While overseas, Americans will find that there are several risks associated with getting behind the wheel of a car. The risk of a crash is extremely high and is in fact the number one cause of death for international travelers. These crashes are the result of a number of factors that drivers should be aware of and avoid if at all possible. There is, for example, the risk of unsafe, poorly kept vehicles, and roads that are poorly maintained and unsafe for travel. Dangerous or careless driving on the part of locals and tourists are also a risk. Because many foreign countries speak a language other than English, understanding traffic laws can be troublesome. In some cases, there is also the risk of driving on the wrong side of the road.

Local Driving Laws and Culture

Before leaving on a trip that involves driving, people must acquaint themselves with the driving laws for the location that they are traveling to. It isn't enough to only learn the traffic laws for a certain country. Laws can and often do vary from one area to another. Laws to take into consideration are local speeding laws, and laws regarding cell phone usage and texting while driving. Knowing the law regarding drinking and driving is also important, as are street signs. Licensing is another issue that varies depending on location. An International Drivers Pass (IDP) is sufficient in most countries, but may be limited. In Japan, for example, a person may use an IDP for only a certain amount of time before they replace it with a Japanese license.

Renting a Car

The ability to move about freely is important when traveling abroad. While buses, trains, and even taxis are an option in most countries, there is a certain freedom in having a vehicle available whenever it is needed. To rent a car, travelers will need to have their driver's license, or if required, an International Driver's Permit, and insurance.
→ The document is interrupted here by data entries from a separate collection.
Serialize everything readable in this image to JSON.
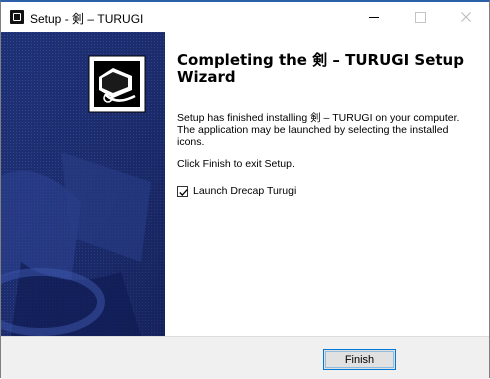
{
  "window": {
    "title": "Setup - 剣 – TURUGI",
    "minimize_glyph": "—",
    "maximize_glyph": "☐",
    "close_glyph": "✕"
  },
  "wizard": {
    "heading": "Completing the 剣 – TURUGI Setup Wizard",
    "paragraph1": "Setup has finished installing 剣 – TURUGI on your computer. The application may be launched by selecting the installed icons.",
    "paragraph2": "Click Finish to exit Setup.",
    "launch_checkbox": {
      "label": "Launch Drecap Turugi",
      "checked": true
    }
  },
  "footer": {
    "finish_label": "Finish"
  },
  "colors": {
    "sidebar_bg": "#1d2f72",
    "sidebar_accent": "#3a4f9e",
    "focus_border": "#0078d7",
    "title_accent": "#2b5fa8"
  },
  "icons": {
    "app": "setup-app-icon",
    "installer_logo": "computer-install-icon"
  }
}
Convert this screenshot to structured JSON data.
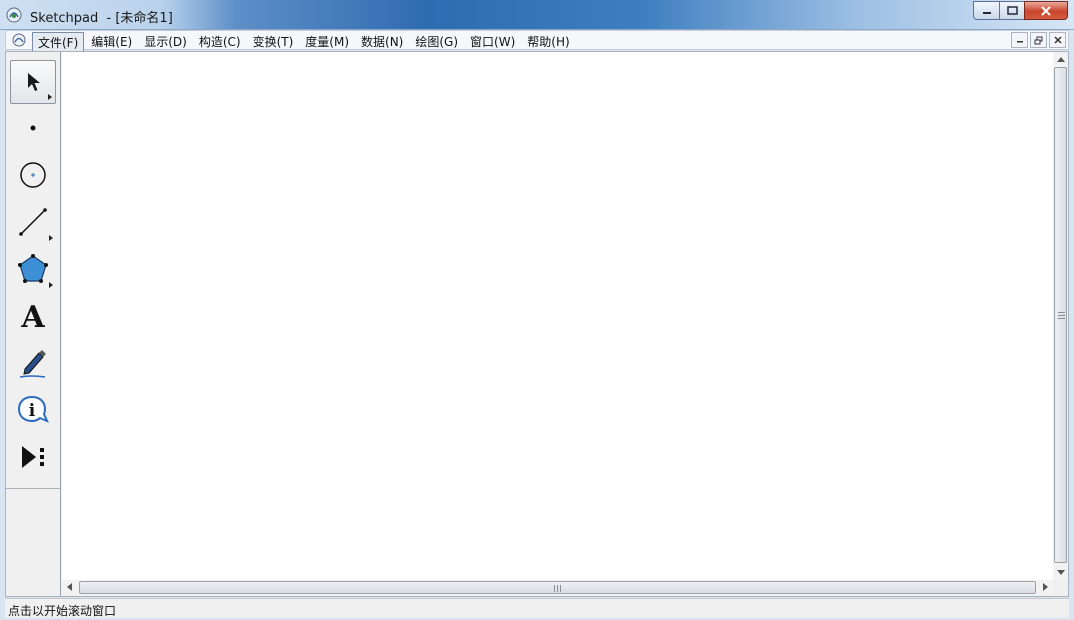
{
  "window": {
    "title": "Sketchpad  - [未命名1]"
  },
  "menu": {
    "items": [
      {
        "label": "文件(F)"
      },
      {
        "label": "编辑(E)"
      },
      {
        "label": "显示(D)"
      },
      {
        "label": "构造(C)"
      },
      {
        "label": "变换(T)"
      },
      {
        "label": "度量(M)"
      },
      {
        "label": "数据(N)"
      },
      {
        "label": "绘图(G)"
      },
      {
        "label": "窗口(W)"
      },
      {
        "label": "帮助(H)"
      }
    ],
    "active_index": 0
  },
  "toolbox": {
    "tools": [
      {
        "icon": "selection-arrow-icon",
        "selected": true
      },
      {
        "icon": "point-icon"
      },
      {
        "icon": "compass-circle-icon"
      },
      {
        "icon": "straightedge-icon"
      },
      {
        "icon": "polygon-icon"
      },
      {
        "icon": "text-icon",
        "glyph": "A"
      },
      {
        "icon": "marker-icon"
      },
      {
        "icon": "information-icon",
        "glyph": "i"
      },
      {
        "icon": "custom-tool-icon"
      }
    ]
  },
  "status": {
    "text": "点击以开始滚动窗口"
  },
  "colors": {
    "polygon_fill": "#3d8fd6",
    "canvas": "#ffffff",
    "close_button": "#c8462e"
  }
}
People should check with their current auto insurance coverage provider to determine if their insurance covers car rentals abroad and in which countries. They may also want to check their credit card travel insurance, which may also offer insurance coverage for car rentals. If they are not covered, the car rental agency can provide coverage.

Tips on Driving Abroad

Before traveling, determine whether an IDP is necessary. Most often these are required in countries that do not speak English. To obtain an IDP go to the American Automobile Association or the National Automobile Club. To ensure that an area is safe prior to travel, contact the American Embassy in the country that is being visited to learn about any unrest that could prove troublesome for an American. When driving overseas, people will want to use caution to increase their chances of remaining safe. They should be aware of any weather conditions that could prove detrimental and potentially leave them stranded. Avoid isolated roads and roads that are not found on tourist maps. Night driving is also something to avoid whenever possible, particularly when driving alone. Prepare for driving in other countries by learning their road signs and what they mean. Keep local maps on hand and learn what roads have tolls.